Write the records out again, exactly.

#### [Data records]
--------------------------------------------------
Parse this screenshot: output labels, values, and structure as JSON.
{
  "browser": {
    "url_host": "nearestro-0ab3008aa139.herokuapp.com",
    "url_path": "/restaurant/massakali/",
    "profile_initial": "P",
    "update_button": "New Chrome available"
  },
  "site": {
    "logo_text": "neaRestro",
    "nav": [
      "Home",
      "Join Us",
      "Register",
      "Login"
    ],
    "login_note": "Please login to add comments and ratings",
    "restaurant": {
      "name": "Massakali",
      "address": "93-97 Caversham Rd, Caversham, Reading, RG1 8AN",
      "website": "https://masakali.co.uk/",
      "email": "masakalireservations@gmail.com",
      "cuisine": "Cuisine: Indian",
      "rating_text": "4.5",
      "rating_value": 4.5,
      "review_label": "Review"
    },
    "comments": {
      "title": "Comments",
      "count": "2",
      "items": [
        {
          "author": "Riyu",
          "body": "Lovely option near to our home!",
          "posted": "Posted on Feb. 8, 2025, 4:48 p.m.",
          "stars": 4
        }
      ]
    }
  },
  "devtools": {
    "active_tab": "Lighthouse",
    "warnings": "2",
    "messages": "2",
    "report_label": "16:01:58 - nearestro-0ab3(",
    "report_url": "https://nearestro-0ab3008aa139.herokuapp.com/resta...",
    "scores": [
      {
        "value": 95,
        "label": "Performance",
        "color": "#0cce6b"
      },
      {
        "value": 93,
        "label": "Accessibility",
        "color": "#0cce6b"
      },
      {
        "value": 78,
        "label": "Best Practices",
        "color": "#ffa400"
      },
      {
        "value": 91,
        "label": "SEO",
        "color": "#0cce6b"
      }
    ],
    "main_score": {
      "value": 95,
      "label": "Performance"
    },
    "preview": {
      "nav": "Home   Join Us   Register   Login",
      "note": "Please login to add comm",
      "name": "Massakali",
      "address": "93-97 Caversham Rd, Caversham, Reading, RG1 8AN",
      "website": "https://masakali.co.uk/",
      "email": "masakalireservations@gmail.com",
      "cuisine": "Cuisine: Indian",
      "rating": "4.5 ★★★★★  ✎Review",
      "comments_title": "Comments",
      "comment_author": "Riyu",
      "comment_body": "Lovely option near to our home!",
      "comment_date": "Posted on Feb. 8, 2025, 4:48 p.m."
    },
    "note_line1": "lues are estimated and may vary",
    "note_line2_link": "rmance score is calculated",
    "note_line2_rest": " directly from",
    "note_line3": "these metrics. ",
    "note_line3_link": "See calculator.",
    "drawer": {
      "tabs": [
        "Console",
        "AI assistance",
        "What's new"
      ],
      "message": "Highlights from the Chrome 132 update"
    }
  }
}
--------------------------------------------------
#### [Exercise result]
Parse this screenshot: output labels, values, and structure as JSON.
{
  "browser": {
    "url_host": "nearestro-0ab3008aa139.herokuapp.com",
    "url_path": "/restaurant/massakali/",
    "profile_initial": "P",
    "update_button": "New Chrome available"
  },
  "site": {
    "logo_text": "neaRestro",
    "nav": [
      "Home",
      "Join Us",
      "Register",
      "Login"
    ],
    "login_note": "Please login to add comments and ratings",
    "restaurant": {
      "name": "Massakali",
      "address": "93-97 Caversham Rd, Caversham, Reading, RG1 8AN",
      "website": "https://masakali.co.uk/",
      "email": "masakalireservations@gmail.com",
      "cuisine": "Cuisine: Indian",
      "rating_text": "4.5",
      "rating_value": 4.5,
      "review_label": "Review"
    },
    "comments": {
      "title": "Comments",
      "count": "2",
      "items": [
        {
          "author": "Riyu",
          "body": "Lovely option near to our home!",
          "posted": "Posted on Feb. 8, 2025, 4:48 p.m.",
          "stars": 4
        }
      ]
    }
  },
  "devtools": {
    "active_tab": "Lighthouse",
    "warnings": "2",
    "messages": "2",
    "report_label": "16:01:58 - nearestro-0ab3(",
    "report_url": "https://nearestro-0ab3008aa139.herokuapp.com/resta...",
    "scores": [
      {
        "value": 95,
        "label": "Performance",
        "color": "#0cce6b"
      },
      {
        "value": 93,
        "label": "Accessibility",
        "color": "#0cce6b"
      },
      {
        "value": 78,
        "label": "Best Practices",
        "color": "#ffa400"
      },
      {
        "value": 91,
        "label": "SEO",
        "color": "#0cce6b"
      }
    ],
    "main_score": {
      "value": 95,
      "label": "Performance"
    },
    "preview": {
      "nav": "Home   Join Us   Register   Login",
      "note": "Please login to add comm",
      "name": "Massakali",
      "address": "93-97 Caversham Rd, Caversham, Reading, RG1 8AN",
      "website": "https://masakali.co.uk/",
      "email": "masakalireservations@gmail.com",
      "cuisine": "Cuisine: Indian",
      "rating": "4.5 ★★★★★  ✎Review",
      "comments_title": "Comments",
      "comment_author": "Riyu",
      "comment_body": "Lovely option near to our home!",
      "comment_date": "Posted on Feb. 8, 2025, 4:48 p.m."
    },
    "note_line1": "lues are estimated and may vary",
    "note_line2_link": "rmance score is calculated",
    "note_line2_rest": " directly from",
    "note_line3": "these metrics. ",
    "note_line3_link": "See calculator.",
    "drawer": {
      "tabs": [
        "Console",
        "AI assistance",
        "What's new"
      ],
      "message": "Highlights from the Chrome 132 update"
    }
  }
}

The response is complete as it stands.